+++ Records provided +++

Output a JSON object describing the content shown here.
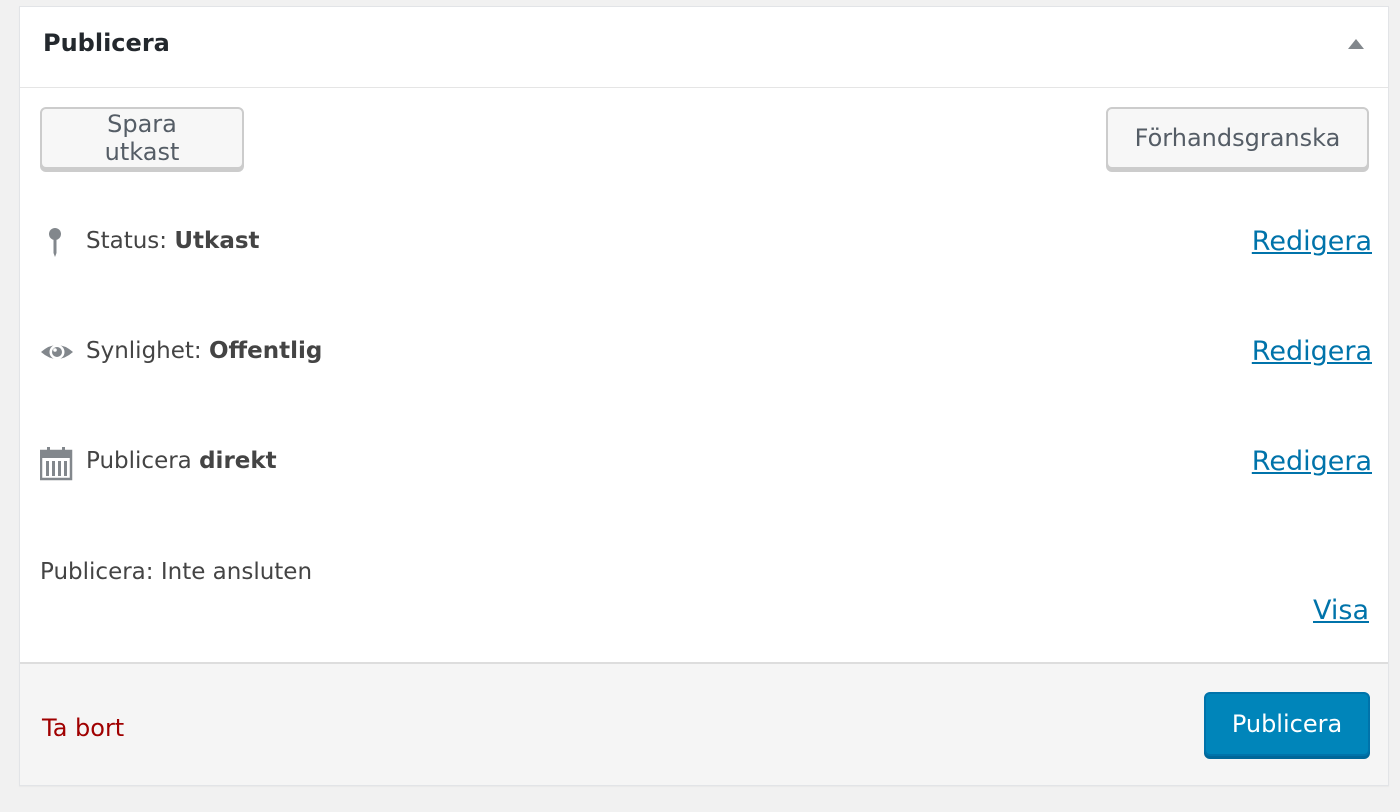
{
  "panel": {
    "title": "Publicera",
    "toggle_icon": "arrow-up-icon"
  },
  "actions": {
    "save_draft": "Spara utkast",
    "preview": "Förhandsgranska"
  },
  "status": {
    "icon": "pin-icon",
    "label": "Status:",
    "value": "Utkast",
    "edit": "Redigera"
  },
  "visibility": {
    "icon": "eye-icon",
    "label": "Synlighet:",
    "value": "Offentlig",
    "edit": "Redigera"
  },
  "schedule": {
    "icon": "calendar-icon",
    "label": "Publicera",
    "value": "direkt",
    "edit": "Redigera"
  },
  "publicize": {
    "text": "Publicera: Inte ansluten",
    "show": "Visa"
  },
  "major": {
    "delete": "Ta bort",
    "publish": "Publicera"
  },
  "colors": {
    "link": "#0073aa",
    "delete": "#a00000",
    "primary": "#0085ba"
  }
}
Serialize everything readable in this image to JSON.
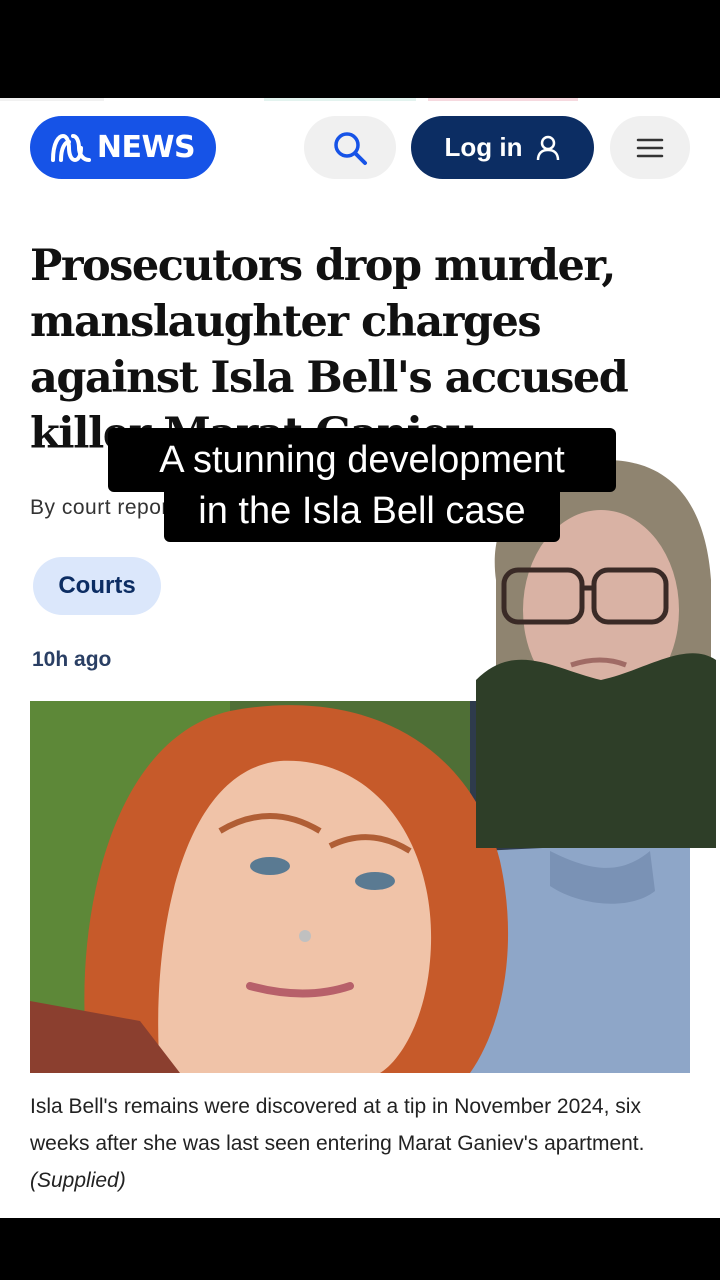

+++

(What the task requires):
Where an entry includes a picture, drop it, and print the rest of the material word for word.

(Written reply):
Output a JSON object describing the content shown here.
{
  "panel": {
    "title": "Publicera",
    "toggle_icon": "arrow-up-icon"
  },
  "actions": {
    "save_draft": "Spara utkast",
    "preview": "Förhandsgranska"
  },
  "status": {
    "icon": "pin-icon",
    "label": "Status:",
    "value": "Utkast",
    "edit": "Redigera"
  },
  "visibility": {
    "icon": "eye-icon",
    "label": "Synlighet:",
    "value": "Offentlig",
    "edit": "Redigera"
  },
  "schedule": {
    "icon": "calendar-icon",
    "label": "Publicera",
    "value": "direkt",
    "edit": "Redigera"
  },
  "publicize": {
    "text": "Publicera: Inte ansluten",
    "show": "Visa"
  },
  "major": {
    "delete": "Ta bort",
    "publish": "Publicera"
  },
  "colors": {
    "link": "#0073aa",
    "delete": "#a00000",
    "primary": "#0085ba"
  }
}
Serialize everything readable in this image to JSON.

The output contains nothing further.